Thanks, I Hate It
The Duggar family’s affiliation with the IBLP is well-known now, but several Duggar kids are stepping away from it. Joy-Anna and Austin Forsyth just revealed they never belong to the group as a married couple.
Following the release of Jill Dillard’s book, Counting the Cost, several Duggar family members have returned to social media. It is unclear whether they are trying to deflect attention from the inflammatory memoir or simply cash in on renewed interest in the family. Regardless of the motives, Duggar family followers are getting more information about the family than they have in years. In a recent YouTube upload, Joy-Anna Forsyth and Austin Forsyth revealed they are not members of the Duggar family’s ultra-conservative Christian Ministry, the IBLP, and never have been.

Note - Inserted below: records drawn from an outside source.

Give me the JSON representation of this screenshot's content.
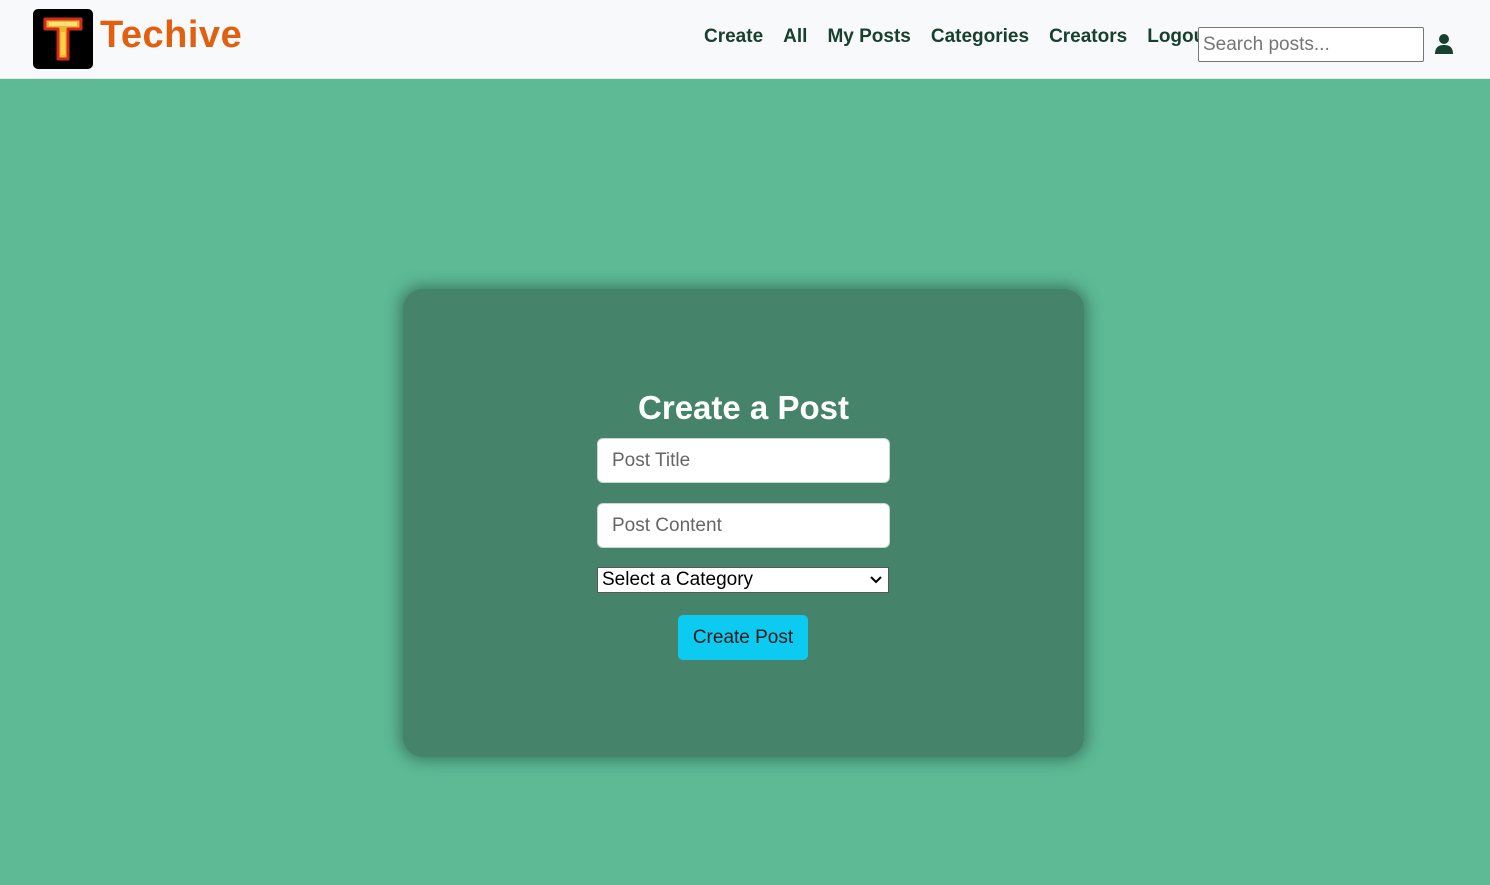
{
  "brand": {
    "logo_letter": "T",
    "name": "Techive",
    "color": "#e06010"
  },
  "nav": {
    "items": [
      {
        "label": "Create",
        "name": "nav-create"
      },
      {
        "label": "All",
        "name": "nav-all"
      },
      {
        "label": "My Posts",
        "name": "nav-my-posts"
      },
      {
        "label": "Categories",
        "name": "nav-categories"
      },
      {
        "label": "Creators",
        "name": "nav-creators"
      },
      {
        "label": "Logout",
        "name": "nav-logout"
      }
    ],
    "search_placeholder": "Search posts...",
    "search_value": "",
    "user_icon": "user-icon"
  },
  "form": {
    "title": "Create a Post",
    "title_placeholder": "Post Title",
    "content_placeholder": "Post Content",
    "category_selected": "Select a Category",
    "submit_label": "Create Post"
  },
  "colors": {
    "page_bg": "#5dba95",
    "card_bg": "#46836b",
    "nav_text": "#17402e",
    "button_bg": "#0dcaf0"
  }
}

Joy-Anna and Austin Forsyth are not members of the cult-like ministry
In their YouTube video, Austin revealed that he and Joy had discussed moving away from the IBLP even before marriage. The 29-year-old said the couple agreed not to use the IBLP literature in their marriage. He said they began distancing themselves from events hosted by the IBLP as soon as they were married.
Joy chimed in, noting that they had decided to have their own “relationship with the lord.” Until now, the couple was fairly tight-lipped about their religious affiliations. The couple’s admission shocked some Duggar family followers. Austin is the only Duggar son-in-law raised in the ultra-conservative Christian ministry so far.

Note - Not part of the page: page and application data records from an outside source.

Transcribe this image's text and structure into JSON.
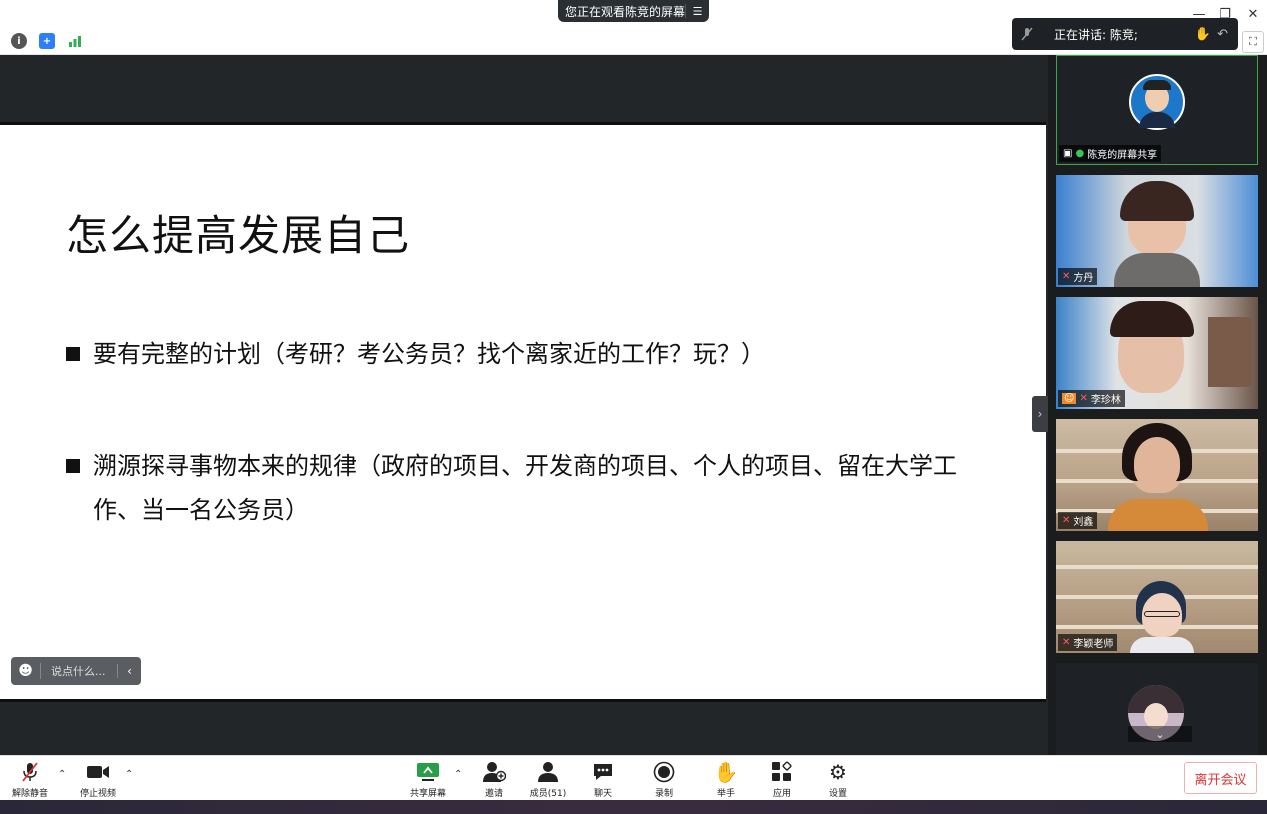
{
  "titlebar": {
    "viewing_text": "您正在观看陈竞的屏幕",
    "menu_icon": "list-icon",
    "minimize": "—",
    "restore": "❐",
    "close": "✕"
  },
  "speaking": {
    "text": "正在讲话: 陈竞;",
    "mic_icon": "mic-muted-icon"
  },
  "slide": {
    "title": "怎么提高发展自己",
    "bullets": [
      "要有完整的计划（考研？考公务员？找个离家近的工作？玩？）",
      "溯源探寻事物本来的规律（政府的项目、开发商的项目、个人的项目、留在大学工作、当一名公务员）"
    ]
  },
  "chat_input": {
    "placeholder": "说点什么..."
  },
  "participants": [
    {
      "name": "陈竞的屏幕共享",
      "role": "host",
      "mic": "on"
    },
    {
      "name": "方丹",
      "mic": "off"
    },
    {
      "name": "李珍林",
      "mic": "off"
    },
    {
      "name": "刘鑫",
      "mic": "off"
    },
    {
      "name": "李颖老师",
      "mic": "off"
    }
  ],
  "toolbar": {
    "unmute": "解除静音",
    "stop_video": "停止视频",
    "share_screen": "共享屏幕",
    "invite": "邀请",
    "members": "成员(51)",
    "chat": "聊天",
    "record": "录制",
    "raise_hand": "举手",
    "apps": "应用",
    "settings": "设置",
    "leave": "离开会议"
  },
  "colors": {
    "accent_green": "#3fa54a",
    "leave_red": "#dd3333",
    "dark_bg": "#232629"
  }
}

Jill Dillard married Derick Dillard, who was raised religiously but not in an ultra-conservative Christian ministry. Jeremy Vuolo, who married Jinger Vuolo in 2016, was raised similarly to Derick. Both Jeremy and Derick graduated from secular universities. Ben Seewald, who married Jessa Seewald in 2014, was not a part of the IBLP when he began dating his now-wife. Duggar family followers believe Jessa and Ben now subscribe to the ministry. Neither have confirmed that.

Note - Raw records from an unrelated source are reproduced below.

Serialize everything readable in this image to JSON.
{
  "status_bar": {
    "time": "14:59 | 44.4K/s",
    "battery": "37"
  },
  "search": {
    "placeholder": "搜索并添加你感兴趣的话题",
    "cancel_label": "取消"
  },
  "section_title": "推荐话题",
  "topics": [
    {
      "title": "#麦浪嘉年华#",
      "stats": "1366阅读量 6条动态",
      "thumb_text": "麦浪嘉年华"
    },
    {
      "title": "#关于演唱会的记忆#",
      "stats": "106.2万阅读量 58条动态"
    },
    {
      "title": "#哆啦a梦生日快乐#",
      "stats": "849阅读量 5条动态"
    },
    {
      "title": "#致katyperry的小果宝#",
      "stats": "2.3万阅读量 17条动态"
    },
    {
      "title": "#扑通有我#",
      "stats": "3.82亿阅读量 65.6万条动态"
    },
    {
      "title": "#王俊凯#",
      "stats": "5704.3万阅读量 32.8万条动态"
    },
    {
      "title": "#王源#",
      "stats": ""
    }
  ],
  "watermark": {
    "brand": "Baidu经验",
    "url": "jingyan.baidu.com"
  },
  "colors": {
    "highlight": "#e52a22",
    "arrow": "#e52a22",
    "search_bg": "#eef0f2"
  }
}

The Duggar family is closely tied to the IBLP
The IBLP, or the Institute of Basic Life Principles, is an ultra-conservative Christian ministry. The ministry’s adherents believe in a patriarchal family structure. The ministry suggests women should serve as “helpmeets” to their husbands. The group urges families to have as many children as they can. They also enforces modest dress requirements.
While the Duggar family has belonged to the ministry for decades, little was known about the controversial religious movement’s internal workings until June 2023. In June, Amazon released a docuseries, Shiny Happy People: Duggar Family Secrets. The docuseries exposed the ministry as a “cult-like” movement that was controlled by alleged sexual predator, Bill Gothard. The ministry has since removed Gothard. Jill Dillard, Derick Dillard, Amy Duggar King, and Deanna Duggar appeared in the project.
The Bates family belongs to the ministry, as well
While the public sees the Duggar family as the face of the IBLP, they are not the only reality TV family with ties to the controversial ministry. The Bates family, famous for their own reality TV show, is heavily entrenched in the ministry. Gil Bates serves on the board of directors for the IBLP.
The Bates family was first introduced to TV audiences on the Duggar family’s show, 19 Kids and Counting. Later, Gil and his wife, Kelly Jo Bates, landed their own reality TV series. UpTV aired Bringing Up Bates for 10 seasons before it canceled the show. The network filmed footage for season 11, but it has never aired.